Who knew there were so many historical elephants? I was aware of Dumbo (fiction, I know), and I was aware of Jumbo (P.T. Barnum's famous elephant), but they are just the tip of the iceberg. Here are 10 more who have left their footprints in history (get it??).
1. Abul-Abbas was Charlemagne's personal pet. He was exhibited for the public many times, especially when Charlemagne's court was together. He died pf pneumonia in his 40s in the year 810"¦ probably after a session of swimming in the Rhine River.
3. Batyr was also known as the "Speaking Elephant" because he could replicate human noises. He lived his whole life at the Karaganda Zoo in Kazakhstan and never came in contact with another elephant. He first started "talking" at the age of eight; he often asked his attendants for water and praised himself. Among his words were Batyr, water, good, bad, fool, yes and give. He also could imitate dog barks and human whistles. He made the noises by pushing his trunk into his mouth and manipulating his jaw and tongue. He died in 1993 at the age of 23.
4. Hanno was Pope Leo X's pet white elephant. Pope Leo loved him immensely and was devastated when he died at the young age of six. Supposedly he died when he was given a treatment for constipation that was worse than the constipation itself. Nonetheless, he died with the Pope at his side. The Pope wrote Hanno's epitaph himself and had a fresco by Raphael commissioned.
5. (and 6). Poor Castor and Pollux. Paris was under siege from the Prussian army in 1870, citizens killed various zoo animals for their meat. Horses were first; cats, dogs and rats soon followed. Then the zoo animals got the axe "“ antelope, camels, yaks and zebra. Sadly, Castor and Pollux suffered the same fate. The citizens really had no qualms about eating the beloved elephants that had been popular for rides around the park "“ writer Henry LabouchÃ¨re gave the meat a review as if he were dining at Nobu: "Yesterday, I had a slice of Pollux for dinner. Pollux and his brother Castor are two elephants, which have been killed. It was tough, coarse, and oily, and I do not recommend English families to eat elephant as long as they can get beef or mutton."

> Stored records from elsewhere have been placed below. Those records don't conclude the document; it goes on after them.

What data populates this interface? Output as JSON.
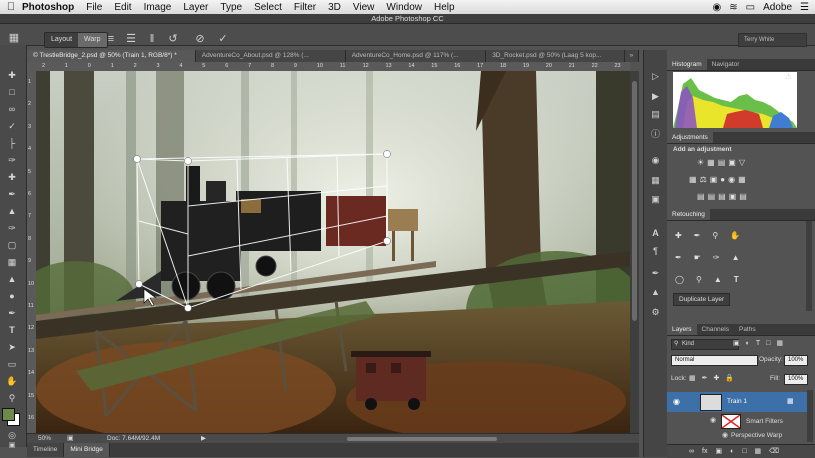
{
  "menubar": {
    "app_name": "Photoshop",
    "items": [
      "File",
      "Edit",
      "Image",
      "Layer",
      "Type",
      "Select",
      "Filter",
      "3D",
      "View",
      "Window",
      "Help"
    ],
    "window_title": "Adobe Photoshop CC",
    "right_label": "Adobe"
  },
  "options": {
    "layout_label": "Layout",
    "warp_label": "Warp",
    "workspace": "Terry White"
  },
  "tabs": [
    {
      "label": "© TrestleBridge_2.psd @ 50% (Train 1, RGB/8*) *",
      "active": true
    },
    {
      "label": "AdventureCo_About.psd @ 128% (...",
      "active": false
    },
    {
      "label": "AdventureCo_Home.psd @ 117% (...",
      "active": false
    },
    {
      "label": "3D_Rocket.psd @ 50% (Laag 5 kop...",
      "active": false
    }
  ],
  "ruler_top": [
    "2",
    "1",
    "0",
    "1",
    "2",
    "3",
    "4",
    "5",
    "6",
    "7",
    "8",
    "9",
    "10",
    "11",
    "12",
    "13",
    "14",
    "15",
    "16",
    "17",
    "18",
    "19",
    "20",
    "21",
    "22",
    "23"
  ],
  "ruler_left": [
    "1",
    "2",
    "3",
    "4",
    "5",
    "6",
    "7",
    "8",
    "9",
    "10",
    "11",
    "12",
    "13",
    "14",
    "15",
    "16"
  ],
  "status": {
    "zoom": "50%",
    "doc": "Doc: 7.64M/92.4M"
  },
  "bottom_tabs": [
    {
      "label": "Timeline",
      "active": false
    },
    {
      "label": "Mini Bridge",
      "active": true
    }
  ],
  "histogram_panel": {
    "tabs": [
      {
        "label": "Histogram",
        "active": true
      },
      {
        "label": "Navigator",
        "active": false
      }
    ]
  },
  "adjustments_panel": {
    "tab": "Adjustments",
    "heading": "Add an adjustment"
  },
  "retouching_panel": {
    "tab": "Retouching",
    "duplicate_button": "Duplicate Layer"
  },
  "layers_panel": {
    "tabs": [
      {
        "label": "Layers",
        "active": true
      },
      {
        "label": "Channels",
        "active": false
      },
      {
        "label": "Paths",
        "active": false
      }
    ],
    "filter_kind": "Kind",
    "blend_mode": "Normal",
    "opacity_label": "Opacity:",
    "opacity_value": "100%",
    "lock_label": "Lock:",
    "fill_label": "Fill:",
    "fill_value": "100%",
    "layers": [
      {
        "name": "Train 1",
        "type": "smart-object"
      },
      {
        "name": "Smart Filters",
        "type": "smart-filters"
      },
      {
        "name": "Perspective Warp",
        "type": "filter"
      }
    ]
  },
  "colors": {
    "accent": "#3d6fa8",
    "foreground": "#6d8a4c",
    "background": "#ffffff"
  }
}
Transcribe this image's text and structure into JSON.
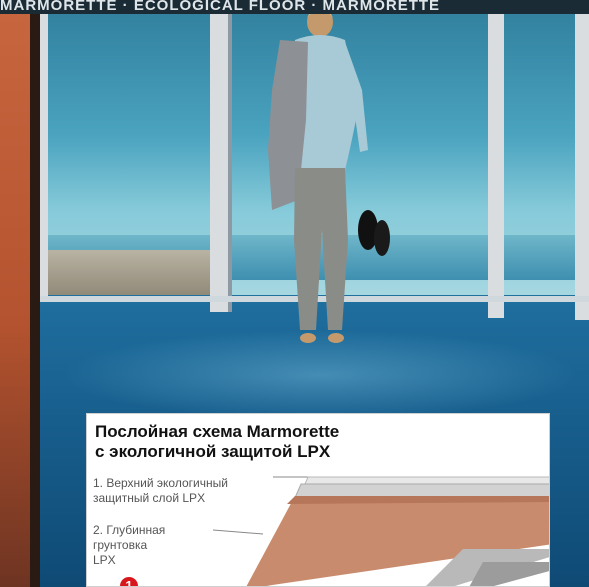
{
  "banner": {
    "text": "MARMORETTE · ECOLOGICAL FLOOR · MARMORETTE"
  },
  "card": {
    "title_line1": "Послойная схема Marmorette",
    "title_line2": "с экологичной защитой LPX",
    "legend": [
      {
        "line1": "1. Верхний экологичный",
        "line2": "защитный слой LPX"
      },
      {
        "line1": "2. Глубинная",
        "line2": "грунтовка",
        "line3": "LPX"
      }
    ],
    "badge": "1"
  },
  "colors": {
    "sky": "#4aa3bf",
    "floor": "#1f6f9f",
    "wall": "#c8663f",
    "accent_red": "#d8171c",
    "layer_terracotta": "#c98b6d"
  }
}
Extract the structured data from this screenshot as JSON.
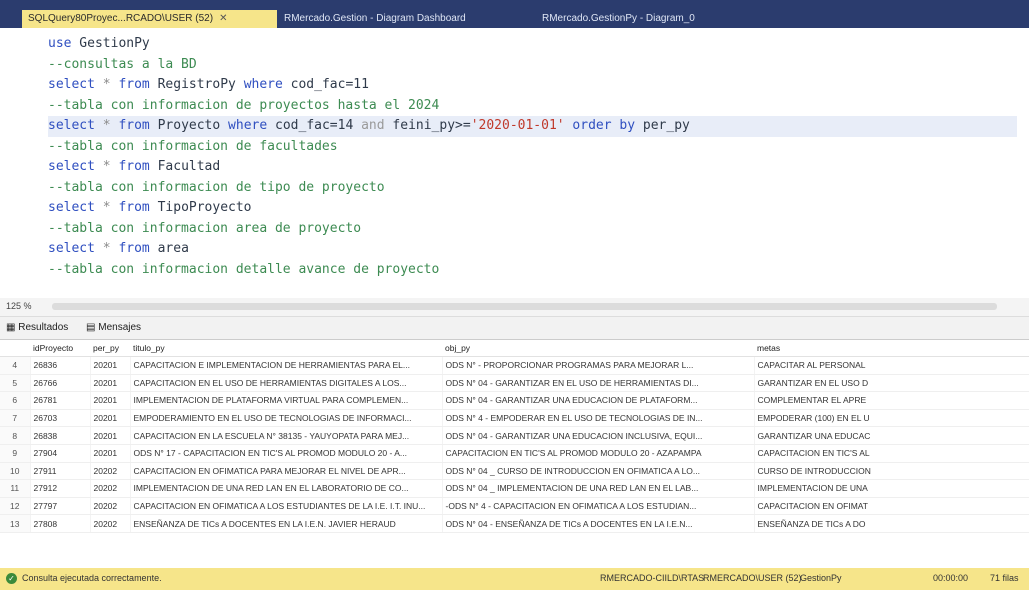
{
  "tabs": [
    {
      "label": "SQLQuery80Proyec...RCADO\\USER (52)",
      "close": "✕"
    },
    {
      "label": "RMercado.Gestion - Diagram Dashboard"
    },
    {
      "label": "RMercado.GestionPy - Diagram_0"
    }
  ],
  "editor": {
    "lines": [
      [
        {
          "t": "use",
          "c": "kw"
        },
        {
          "t": " GestionPy",
          "c": "id"
        }
      ],
      [
        {
          "t": "--consultas a la BD",
          "c": "cm"
        }
      ],
      [
        {
          "t": "select",
          "c": "kw"
        },
        {
          "t": " * ",
          "c": "op"
        },
        {
          "t": "from",
          "c": "kw"
        },
        {
          "t": " RegistroPy ",
          "c": "id"
        },
        {
          "t": "where",
          "c": "kw"
        },
        {
          "t": " cod_fac=11",
          "c": "id"
        }
      ],
      [
        {
          "t": "--tabla con informacion de proyectos hasta el 2024",
          "c": "cm"
        }
      ],
      [
        {
          "t": "select",
          "c": "kw"
        },
        {
          "t": " * ",
          "c": "op"
        },
        {
          "t": "from",
          "c": "kw"
        },
        {
          "t": " Proyecto ",
          "c": "id"
        },
        {
          "t": "where",
          "c": "kw"
        },
        {
          "t": " cod_fac=14 ",
          "c": "id"
        },
        {
          "t": "and",
          "c": "gr"
        },
        {
          "t": " feini_py>=",
          "c": "id"
        },
        {
          "t": "'2020-01-01'",
          "c": "str"
        },
        {
          "t": " order by ",
          "c": "kw"
        },
        {
          "t": "per_py",
          "c": "id"
        }
      ],
      [
        {
          "t": "--tabla con informacion de facultades",
          "c": "cm"
        }
      ],
      [
        {
          "t": "select",
          "c": "kw"
        },
        {
          "t": " * ",
          "c": "op"
        },
        {
          "t": "from",
          "c": "kw"
        },
        {
          "t": " Facultad",
          "c": "id"
        }
      ],
      [
        {
          "t": "--tabla con informacion de tipo de proyecto",
          "c": "cm"
        }
      ],
      [
        {
          "t": "select",
          "c": "kw"
        },
        {
          "t": " * ",
          "c": "op"
        },
        {
          "t": "from",
          "c": "kw"
        },
        {
          "t": " TipoProyecto",
          "c": "id"
        }
      ],
      [
        {
          "t": "--tabla con informacion area de proyecto",
          "c": "cm"
        }
      ],
      [
        {
          "t": "select",
          "c": "kw"
        },
        {
          "t": " * ",
          "c": "op"
        },
        {
          "t": "from",
          "c": "kw"
        },
        {
          "t": " area",
          "c": "id"
        }
      ],
      [
        {
          "t": "--tabla con informacion detalle avance de proyecto",
          "c": "cm"
        }
      ]
    ],
    "highlight_line": 4
  },
  "zoom": "125 %",
  "results_tabs": {
    "results": "Resultados",
    "messages": "Mensajes"
  },
  "grid": {
    "columns": [
      "",
      "idProyecto",
      "per_py",
      "titulo_py",
      "obj_py",
      "metas"
    ],
    "rows": [
      [
        "4",
        "26836",
        "20201",
        "CAPACITACION E IMPLEMENTACION DE HERRAMIENTAS PARA EL...",
        "ODS N° - PROPORCIONAR PROGRAMAS PARA MEJORAR L...",
        "CAPACITAR AL PERSONAL"
      ],
      [
        "5",
        "26766",
        "20201",
        "CAPACITACION EN EL USO DE HERRAMIENTAS DIGITALES A LOS...",
        "ODS N° 04 - GARANTIZAR EN EL USO DE HERRAMIENTAS DI...",
        "GARANTIZAR EN EL USO D"
      ],
      [
        "6",
        "26781",
        "20201",
        "IMPLEMENTACION DE PLATAFORMA VIRTUAL PARA COMPLEMEN...",
        "ODS N° 04 - GARANTIZAR UNA EDUCACION DE PLATAFORM...",
        "COMPLEMENTAR EL APRE"
      ],
      [
        "7",
        "26703",
        "20201",
        "EMPODERAMIENTO EN EL USO DE TECNOLOGIAS DE INFORMACI...",
        "ODS N° 4 - EMPODERAR EN EL USO DE TECNOLOGIAS DE IN...",
        "EMPODERAR (100) EN EL U"
      ],
      [
        "8",
        "26838",
        "20201",
        "CAPACITACION EN LA ESCUELA N° 38135 - YAUYOPATA PARA MEJ...",
        "ODS N° 04 - GARANTIZAR UNA EDUCACION INCLUSIVA, EQUI...",
        "GARANTIZAR UNA EDUCAC"
      ],
      [
        "9",
        "27904",
        "20201",
        "ODS N° 17 - CAPACITACION EN TIC'S AL PROMOD MODULO 20 - A...",
        "CAPACITACION EN TIC'S AL PROMOD MODULO 20 - AZAPAMPA",
        "CAPACITACION EN TIC'S AL"
      ],
      [
        "10",
        "27911",
        "20202",
        "CAPACITACION EN OFIMATICA PARA MEJORAR EL NIVEL DE APR...",
        "ODS N° 04 _ CURSO DE INTRODUCCION EN OFIMATICA A LO...",
        "CURSO DE INTRODUCCION"
      ],
      [
        "11",
        "27912",
        "20202",
        "IMPLEMENTACION DE UNA RED LAN EN EL LABORATORIO DE CO...",
        "ODS N° 04 _ IMPLEMENTACION DE UNA RED LAN EN EL LAB...",
        "IMPLEMENTACION DE UNA"
      ],
      [
        "12",
        "27797",
        "20202",
        "CAPACITACION EN OFIMATICA A LOS ESTUDIANTES DE LA I.E. I.T. INU...",
        "-ODS N° 4 - CAPACITACION EN OFIMATICA A LOS ESTUDIAN...",
        "CAPACITACION EN OFIMAT"
      ],
      [
        "13",
        "27808",
        "20202",
        "ENSEÑANZA DE TICs A DOCENTES EN LA I.E.N. JAVIER HERAUD",
        "ODS N° 04 - ENSEÑANZA DE TICs A DOCENTES EN LA I.E.N...",
        "ENSEÑANZA DE TICs A DO"
      ]
    ]
  },
  "status": {
    "message": "Consulta ejecutada correctamente.",
    "server": "RMERCADO-CIILD\\RTAS",
    "user": "RMERCADO\\USER (52)",
    "db": "GestionPy",
    "time": "00:00:00",
    "rows": "71 filas"
  }
}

7. Murderous Mary is another sad tale, in my opinion. She killed an assistant at the circus when he prodded her behind the ear with a hook; she was immediately given the death sentence. But how do you kill a five-ton Asian elephant? You hang it, of course. Obviously, the standard tree or gallows wouldn't work, so an industrial crane was procured. The first time they tried to hang her, though, the chain snapped. She fell and broke her hip. The second time, she died. I find the picture terribly sad and disturbing, so I won't publish it here "“ but if you're interested, here's the link.
9. Old Bet was one of the first "“ if not the first "“ elephant in the U.S. She was an African elephant purchased by a farmer in 1808 to help him around the farm, but she ended up being so fascinating that he traveled around and charged people to see her instead. If you didn't have any money on you, a two-gallon jug of rum would work just fine. She was basically assassinated by a fellow farmer in 1816 who thought it was a sin for people to be spending money on such frivolous things. Old Bet is memorialized by the Elephant Hotel and statue in Somers, New York"¦ which is where Old John paid tribute to her in 1922.
10. Hansken was on tour throughout Europe in the mid-1600s. Even Rembrandt was enamored of her and drew four chalk sketches of her. Her talents included pickpocketing, drumming, firing a gun and waving a flag.